The writing could be on the wall for paperbacks, as e-books surpassed them in sales for the first time.
The writing is on the e-book for books
The writing could be on the wall for paperbacks, as e-books surpassed them in sales for the first time. In a report released by the Association of American Publishers (AAP), e-books outsold paperbacks in February by more than $9 million (Dh33m).
After calculating sales data from US publishing houses, the report revealed digital books sold $90.3m while paperbacks trailed with $81.2m. The result shows a rise of more than 200 per cent in e-book sales from February last year. In an accompanying statement, the AAP credited the results to rising e-book sales during the end-of-year holiday period.
"Additionally, trade publishing houses cite e-books as generating fresh consumer interest in - and new revenue streams for - 'backlist' titles, books that have been in print for at least a year," the AAP said. "Many publishers report that e-book readers who enjoy a newly released book will frequently buy an author's full backlist."
AAP president Tom Allen said while there will always be an interest in printed books, the results prove e-books are growing fast to become a mainstay in family libraries.
"The February results reflect two core facts: people love books and publishers actively serve readers wherever they are," he said. "The public is embracing the breadth and variety of reading choices available to them.
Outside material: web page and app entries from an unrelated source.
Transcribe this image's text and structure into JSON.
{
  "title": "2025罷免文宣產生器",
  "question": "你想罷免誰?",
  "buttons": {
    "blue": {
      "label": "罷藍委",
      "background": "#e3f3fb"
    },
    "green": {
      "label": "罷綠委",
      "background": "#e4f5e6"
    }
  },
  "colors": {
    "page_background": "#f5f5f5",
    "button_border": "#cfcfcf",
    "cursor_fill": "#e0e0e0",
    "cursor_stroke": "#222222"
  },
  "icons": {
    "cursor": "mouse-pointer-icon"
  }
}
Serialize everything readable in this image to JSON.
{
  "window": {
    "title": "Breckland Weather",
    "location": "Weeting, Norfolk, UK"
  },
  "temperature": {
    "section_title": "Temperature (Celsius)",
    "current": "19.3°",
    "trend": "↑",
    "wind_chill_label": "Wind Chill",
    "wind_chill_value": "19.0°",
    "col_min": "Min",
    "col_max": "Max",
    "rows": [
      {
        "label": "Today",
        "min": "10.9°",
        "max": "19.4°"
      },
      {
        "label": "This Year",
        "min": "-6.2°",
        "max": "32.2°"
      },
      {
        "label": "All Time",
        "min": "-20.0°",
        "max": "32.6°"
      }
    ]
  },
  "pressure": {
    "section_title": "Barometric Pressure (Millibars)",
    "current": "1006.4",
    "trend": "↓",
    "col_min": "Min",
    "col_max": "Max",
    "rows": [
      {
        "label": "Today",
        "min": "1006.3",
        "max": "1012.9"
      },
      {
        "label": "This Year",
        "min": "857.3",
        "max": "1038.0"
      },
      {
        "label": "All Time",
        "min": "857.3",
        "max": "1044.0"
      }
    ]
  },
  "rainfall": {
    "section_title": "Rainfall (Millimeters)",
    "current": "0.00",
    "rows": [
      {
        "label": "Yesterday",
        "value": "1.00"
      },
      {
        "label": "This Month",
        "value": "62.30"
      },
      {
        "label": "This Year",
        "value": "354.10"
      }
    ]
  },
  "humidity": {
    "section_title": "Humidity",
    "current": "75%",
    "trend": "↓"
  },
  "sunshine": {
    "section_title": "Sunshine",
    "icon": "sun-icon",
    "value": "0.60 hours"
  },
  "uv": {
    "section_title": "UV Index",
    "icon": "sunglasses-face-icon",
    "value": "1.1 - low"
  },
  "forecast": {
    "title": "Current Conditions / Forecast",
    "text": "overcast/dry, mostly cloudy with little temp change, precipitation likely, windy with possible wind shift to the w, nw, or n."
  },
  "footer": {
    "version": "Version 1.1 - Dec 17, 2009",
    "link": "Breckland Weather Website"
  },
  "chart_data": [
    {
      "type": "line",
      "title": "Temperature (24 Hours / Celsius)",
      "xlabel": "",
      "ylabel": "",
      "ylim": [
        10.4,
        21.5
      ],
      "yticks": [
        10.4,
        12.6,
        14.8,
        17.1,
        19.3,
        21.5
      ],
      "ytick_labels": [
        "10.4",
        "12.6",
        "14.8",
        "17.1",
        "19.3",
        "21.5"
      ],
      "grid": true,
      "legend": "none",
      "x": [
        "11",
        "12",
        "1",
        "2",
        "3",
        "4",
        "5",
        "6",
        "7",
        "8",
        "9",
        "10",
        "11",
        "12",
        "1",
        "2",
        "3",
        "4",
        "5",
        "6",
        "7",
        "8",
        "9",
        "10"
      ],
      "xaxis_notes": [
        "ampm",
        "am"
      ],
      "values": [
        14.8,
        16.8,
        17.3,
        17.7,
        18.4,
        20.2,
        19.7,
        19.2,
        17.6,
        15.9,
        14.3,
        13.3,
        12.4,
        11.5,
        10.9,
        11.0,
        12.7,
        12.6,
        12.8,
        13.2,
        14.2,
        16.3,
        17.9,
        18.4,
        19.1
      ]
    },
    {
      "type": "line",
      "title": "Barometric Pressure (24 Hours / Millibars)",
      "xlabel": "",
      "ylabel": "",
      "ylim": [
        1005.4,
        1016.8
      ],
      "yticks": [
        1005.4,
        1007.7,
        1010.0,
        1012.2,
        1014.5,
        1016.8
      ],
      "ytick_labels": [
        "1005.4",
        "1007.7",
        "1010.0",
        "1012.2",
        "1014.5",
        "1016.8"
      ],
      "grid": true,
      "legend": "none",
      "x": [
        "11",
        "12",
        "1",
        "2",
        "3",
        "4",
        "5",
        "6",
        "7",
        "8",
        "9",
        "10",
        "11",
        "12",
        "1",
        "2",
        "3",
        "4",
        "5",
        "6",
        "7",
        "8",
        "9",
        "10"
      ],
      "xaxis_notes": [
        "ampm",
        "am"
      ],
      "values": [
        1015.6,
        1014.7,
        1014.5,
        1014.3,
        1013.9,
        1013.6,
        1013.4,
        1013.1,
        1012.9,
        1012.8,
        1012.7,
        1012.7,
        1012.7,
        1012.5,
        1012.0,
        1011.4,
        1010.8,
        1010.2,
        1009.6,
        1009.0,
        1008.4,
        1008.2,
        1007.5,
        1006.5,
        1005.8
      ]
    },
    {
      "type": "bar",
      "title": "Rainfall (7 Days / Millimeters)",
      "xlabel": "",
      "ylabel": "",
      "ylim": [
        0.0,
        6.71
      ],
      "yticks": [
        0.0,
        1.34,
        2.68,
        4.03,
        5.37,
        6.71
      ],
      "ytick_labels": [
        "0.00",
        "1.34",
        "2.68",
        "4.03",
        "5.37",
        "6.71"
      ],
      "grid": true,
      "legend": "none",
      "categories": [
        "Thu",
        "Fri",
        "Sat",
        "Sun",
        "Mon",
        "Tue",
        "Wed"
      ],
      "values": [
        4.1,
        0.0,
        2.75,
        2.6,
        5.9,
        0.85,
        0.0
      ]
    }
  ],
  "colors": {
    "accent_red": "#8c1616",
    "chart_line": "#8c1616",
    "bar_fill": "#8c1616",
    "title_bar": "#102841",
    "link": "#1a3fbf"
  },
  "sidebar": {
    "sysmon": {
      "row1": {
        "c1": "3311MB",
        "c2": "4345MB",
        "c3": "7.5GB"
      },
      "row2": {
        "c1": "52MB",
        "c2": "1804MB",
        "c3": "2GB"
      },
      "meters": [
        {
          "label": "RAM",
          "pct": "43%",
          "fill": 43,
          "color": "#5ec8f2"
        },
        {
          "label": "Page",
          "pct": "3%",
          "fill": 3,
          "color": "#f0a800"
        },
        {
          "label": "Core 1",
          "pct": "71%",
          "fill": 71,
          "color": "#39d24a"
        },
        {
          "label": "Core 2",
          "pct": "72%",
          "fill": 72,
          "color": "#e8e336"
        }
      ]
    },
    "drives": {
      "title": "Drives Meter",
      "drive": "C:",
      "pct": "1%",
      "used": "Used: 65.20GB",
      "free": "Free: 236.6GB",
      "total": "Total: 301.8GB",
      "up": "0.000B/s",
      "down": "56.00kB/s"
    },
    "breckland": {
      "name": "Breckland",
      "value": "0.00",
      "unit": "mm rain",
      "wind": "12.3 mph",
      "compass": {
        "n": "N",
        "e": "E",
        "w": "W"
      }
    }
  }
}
They have made e-books permanent additions to their lifestyle while maintaining interest in print-format books."
Other study results showed the combined sales of paperbacks and hardbacks dropped in February by 34 per cent, and sales of printed books in the children and young adult category also slid by 16 per cent.